◆ Directions for this task: Copy only the lines between the one containing "Give me the" and the end of the records, both included, leaving out pictures.

◆ Raw data:
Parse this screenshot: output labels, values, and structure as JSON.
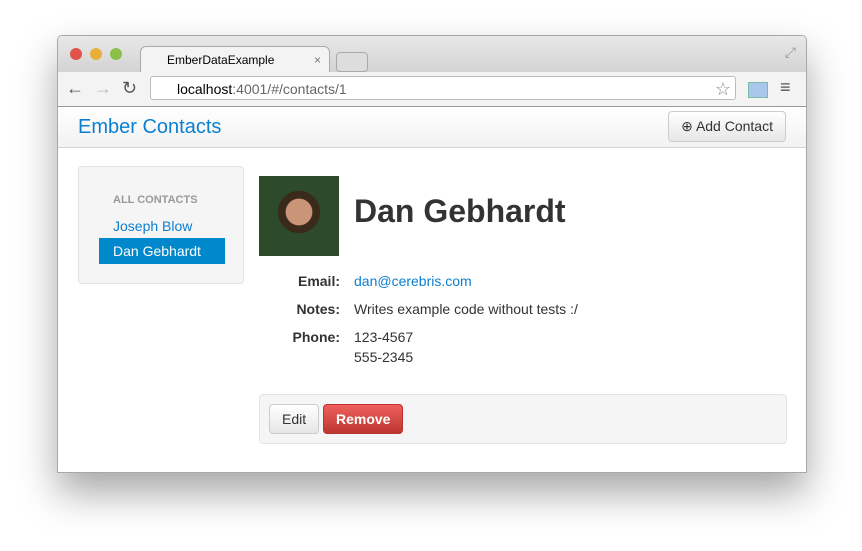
{
  "browser": {
    "tab_title": "EmberDataExample",
    "url_host": "localhost",
    "url_path": ":4001/#/contacts/1"
  },
  "navbar": {
    "brand": "Ember Contacts",
    "add_contact": "Add Contact"
  },
  "sidebar": {
    "header": "ALL CONTACTS",
    "items": [
      {
        "label": "Joseph Blow",
        "active": false
      },
      {
        "label": "Dan Gebhardt",
        "active": true
      }
    ]
  },
  "contact": {
    "name": "Dan Gebhardt",
    "email_label": "Email:",
    "email": "dan@cerebris.com",
    "notes_label": "Notes:",
    "notes": "Writes example code without tests :/",
    "phone_label": "Phone:",
    "phones": [
      "123-4567",
      "555-2345"
    ]
  },
  "actions": {
    "edit": "Edit",
    "remove": "Remove"
  },
  "colors": {
    "accent": "#0088cc",
    "danger": "#da4f49"
  }
}
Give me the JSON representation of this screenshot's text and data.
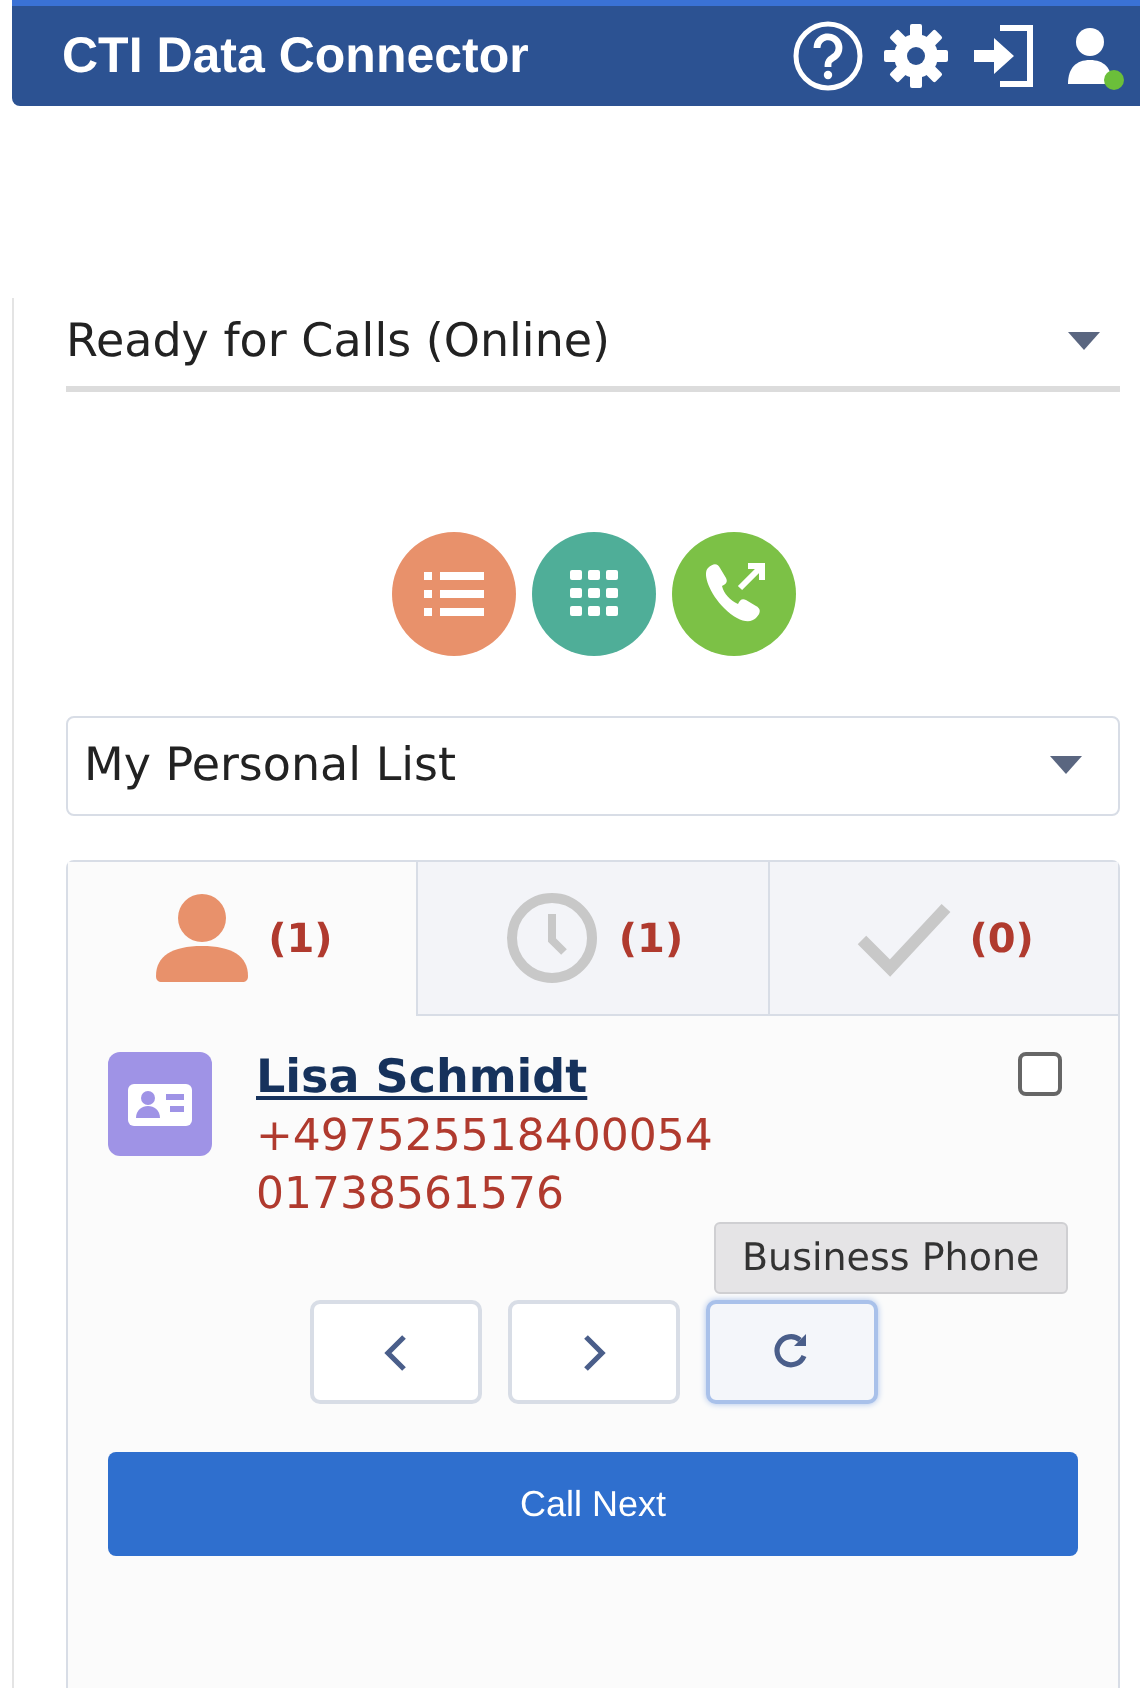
{
  "header": {
    "title": "CTI Data Connector"
  },
  "status_select": {
    "value": "Ready for Calls (Online)"
  },
  "list_select": {
    "value": "My Personal List"
  },
  "tabs": [
    {
      "kind": "person",
      "count": "(1)",
      "selected": true
    },
    {
      "kind": "clock",
      "count": "(1)",
      "selected": false
    },
    {
      "kind": "check",
      "count": "(0)",
      "selected": false
    }
  ],
  "contact": {
    "name": "Lisa Schmidt",
    "phones": [
      "+497525518400054",
      "01738561576"
    ],
    "checked": false
  },
  "nav_buttons": [
    {
      "kind": "prev",
      "focused": false
    },
    {
      "kind": "next",
      "focused": false
    },
    {
      "kind": "redial",
      "focused": true
    }
  ],
  "tooltip": "Business Phone",
  "call_button": "Call Next"
}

◆ Response:
Give me the JSON representation of this screenshot's text and data.
{
  "header": {
    "title": "CTI Data Connector"
  },
  "status_select": {
    "value": "Ready for Calls (Online)"
  },
  "list_select": {
    "value": "My Personal List"
  },
  "tabs": [
    {
      "kind": "person",
      "count": "(1)",
      "selected": true
    },
    {
      "kind": "clock",
      "count": "(1)",
      "selected": false
    },
    {
      "kind": "check",
      "count": "(0)",
      "selected": false
    }
  ],
  "contact": {
    "name": "Lisa Schmidt",
    "phones": [
      "+497525518400054",
      "01738561576"
    ],
    "checked": false
  },
  "nav_buttons": [
    {
      "kind": "prev",
      "focused": false
    },
    {
      "kind": "next",
      "focused": false
    },
    {
      "kind": "redial",
      "focused": true
    }
  ],
  "tooltip": "Business Phone",
  "call_button": "Call Next"
}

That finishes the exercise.